Auditors rip Los Alamos over lax PC controls

The Energy Department's inspector general has criticized Los Alamos National Laboratory, which recently suspended classified work after a security flap, for weak internal controls over classified and unclassified notebook computers.

The problems expose the computers and classified data on them to loss or theft, the IG said in a new report.

Los Alamos officials called a halt to classified work at the lab last month after they discovered that portable classified data storage units had gone missing (GCN story). Following last month's discovery of the security breaches, Los Alamos' leadership issued stern warnings to the staff, announced plans for comprehensive retraining on security procedures and began a wall-to-wall inventory of classified data.

Auditors found:

  • Laboratory officials had failed to enter several classified computers into the organization's property inventory and failed to assign some notebooks a property number
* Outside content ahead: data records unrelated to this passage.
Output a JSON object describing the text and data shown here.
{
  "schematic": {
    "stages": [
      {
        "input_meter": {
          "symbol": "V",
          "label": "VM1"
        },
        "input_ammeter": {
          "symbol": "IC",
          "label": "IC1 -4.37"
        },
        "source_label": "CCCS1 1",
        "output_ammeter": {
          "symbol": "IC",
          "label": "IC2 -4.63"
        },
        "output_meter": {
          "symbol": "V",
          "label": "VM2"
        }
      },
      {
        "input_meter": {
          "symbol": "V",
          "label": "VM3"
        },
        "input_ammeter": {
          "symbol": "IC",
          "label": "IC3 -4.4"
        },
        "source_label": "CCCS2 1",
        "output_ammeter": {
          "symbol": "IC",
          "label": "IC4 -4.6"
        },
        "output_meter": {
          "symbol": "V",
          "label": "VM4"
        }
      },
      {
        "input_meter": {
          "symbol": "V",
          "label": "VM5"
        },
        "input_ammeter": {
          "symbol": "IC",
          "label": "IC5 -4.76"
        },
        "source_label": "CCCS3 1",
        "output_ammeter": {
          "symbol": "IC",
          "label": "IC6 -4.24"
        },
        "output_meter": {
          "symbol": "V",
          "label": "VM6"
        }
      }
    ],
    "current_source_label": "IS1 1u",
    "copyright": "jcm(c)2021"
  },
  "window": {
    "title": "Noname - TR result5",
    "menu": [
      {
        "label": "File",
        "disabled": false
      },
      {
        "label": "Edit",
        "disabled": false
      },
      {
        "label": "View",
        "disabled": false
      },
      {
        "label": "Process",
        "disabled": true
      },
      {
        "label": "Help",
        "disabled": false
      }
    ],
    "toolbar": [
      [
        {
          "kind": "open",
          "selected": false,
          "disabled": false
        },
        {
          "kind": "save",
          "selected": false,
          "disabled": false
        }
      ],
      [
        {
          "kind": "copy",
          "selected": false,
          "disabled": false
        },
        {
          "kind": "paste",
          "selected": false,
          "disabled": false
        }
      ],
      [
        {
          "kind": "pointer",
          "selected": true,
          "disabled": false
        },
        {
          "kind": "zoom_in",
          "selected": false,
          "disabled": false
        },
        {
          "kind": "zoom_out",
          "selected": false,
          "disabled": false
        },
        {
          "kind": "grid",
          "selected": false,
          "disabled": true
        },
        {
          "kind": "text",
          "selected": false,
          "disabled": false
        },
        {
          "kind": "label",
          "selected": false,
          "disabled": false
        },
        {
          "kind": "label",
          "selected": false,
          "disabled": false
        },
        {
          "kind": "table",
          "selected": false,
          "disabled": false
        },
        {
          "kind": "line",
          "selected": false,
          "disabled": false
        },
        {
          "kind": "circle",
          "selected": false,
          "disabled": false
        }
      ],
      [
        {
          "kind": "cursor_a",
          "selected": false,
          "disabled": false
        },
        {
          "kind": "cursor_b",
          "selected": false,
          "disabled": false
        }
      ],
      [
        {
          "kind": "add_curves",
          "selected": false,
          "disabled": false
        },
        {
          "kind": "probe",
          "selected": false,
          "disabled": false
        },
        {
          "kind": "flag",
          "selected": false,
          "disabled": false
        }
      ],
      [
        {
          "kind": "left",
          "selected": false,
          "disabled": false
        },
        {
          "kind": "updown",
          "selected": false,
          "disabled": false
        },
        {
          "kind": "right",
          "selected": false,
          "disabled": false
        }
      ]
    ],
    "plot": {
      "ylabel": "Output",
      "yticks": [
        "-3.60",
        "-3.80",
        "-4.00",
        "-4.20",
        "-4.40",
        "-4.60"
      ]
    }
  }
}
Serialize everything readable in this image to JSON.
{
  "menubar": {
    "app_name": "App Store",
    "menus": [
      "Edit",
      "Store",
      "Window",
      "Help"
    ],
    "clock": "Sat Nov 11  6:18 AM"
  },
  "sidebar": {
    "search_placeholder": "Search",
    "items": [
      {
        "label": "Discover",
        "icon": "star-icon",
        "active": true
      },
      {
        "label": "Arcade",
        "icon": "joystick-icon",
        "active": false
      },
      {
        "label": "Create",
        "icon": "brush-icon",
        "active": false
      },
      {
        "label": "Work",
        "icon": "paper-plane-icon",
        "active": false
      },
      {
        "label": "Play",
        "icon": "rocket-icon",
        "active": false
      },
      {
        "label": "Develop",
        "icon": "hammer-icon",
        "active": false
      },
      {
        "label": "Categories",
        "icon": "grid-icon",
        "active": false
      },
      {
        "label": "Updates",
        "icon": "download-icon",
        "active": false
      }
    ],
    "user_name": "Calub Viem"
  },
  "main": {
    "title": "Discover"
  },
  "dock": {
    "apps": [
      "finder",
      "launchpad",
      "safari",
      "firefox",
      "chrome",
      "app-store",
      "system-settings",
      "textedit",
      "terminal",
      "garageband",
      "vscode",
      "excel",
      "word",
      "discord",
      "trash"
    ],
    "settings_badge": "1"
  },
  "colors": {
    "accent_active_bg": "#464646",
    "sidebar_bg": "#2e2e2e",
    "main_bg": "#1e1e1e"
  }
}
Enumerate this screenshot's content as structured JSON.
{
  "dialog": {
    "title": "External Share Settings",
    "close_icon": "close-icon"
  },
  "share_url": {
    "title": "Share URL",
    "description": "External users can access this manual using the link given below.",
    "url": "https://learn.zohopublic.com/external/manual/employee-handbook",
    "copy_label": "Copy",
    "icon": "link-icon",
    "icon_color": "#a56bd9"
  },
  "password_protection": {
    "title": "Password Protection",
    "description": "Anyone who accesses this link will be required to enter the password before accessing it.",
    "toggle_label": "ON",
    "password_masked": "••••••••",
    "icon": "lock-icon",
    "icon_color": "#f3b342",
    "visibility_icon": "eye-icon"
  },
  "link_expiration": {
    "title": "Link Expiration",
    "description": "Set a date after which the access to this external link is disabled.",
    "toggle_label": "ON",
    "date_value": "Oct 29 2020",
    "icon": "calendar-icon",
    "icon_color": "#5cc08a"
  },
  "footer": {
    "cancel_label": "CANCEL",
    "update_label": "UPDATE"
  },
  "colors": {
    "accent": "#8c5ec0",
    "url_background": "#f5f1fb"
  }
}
  • Workers had not notified the lab's Security Inquiries Office as required about a missing component of a notebook accredited for classified use

  • The laboratory's listing of classified desktops and notebooks was neither complete nor accurate.


  • The auditors recommended that Los Alamos officials enforce and follow their own property control and inventory procedures, investigate cases of missing classified equipment and keep track of required paperwork.

    Los Alamos officials agreed with the report's conclusions and said they would submit a corrective action plan.


    Featured

    • Records management: Look beyond the NARA mandates

      Pandemic tests electronic records management

      Between the rush enable more virtual collaboration, stalled digitization of archived records and managing records that reside in datasets, records management executives are sorting through new challenges.

    • boy learning at home (Travelpixs/Shutterstock.com)

      Tucson’s community wireless bridges the digital divide

      The city built cell sites at government-owned facilities such as fire departments and libraries that were already connected to Tucson’s existing fiber backbone.

    Stay Connected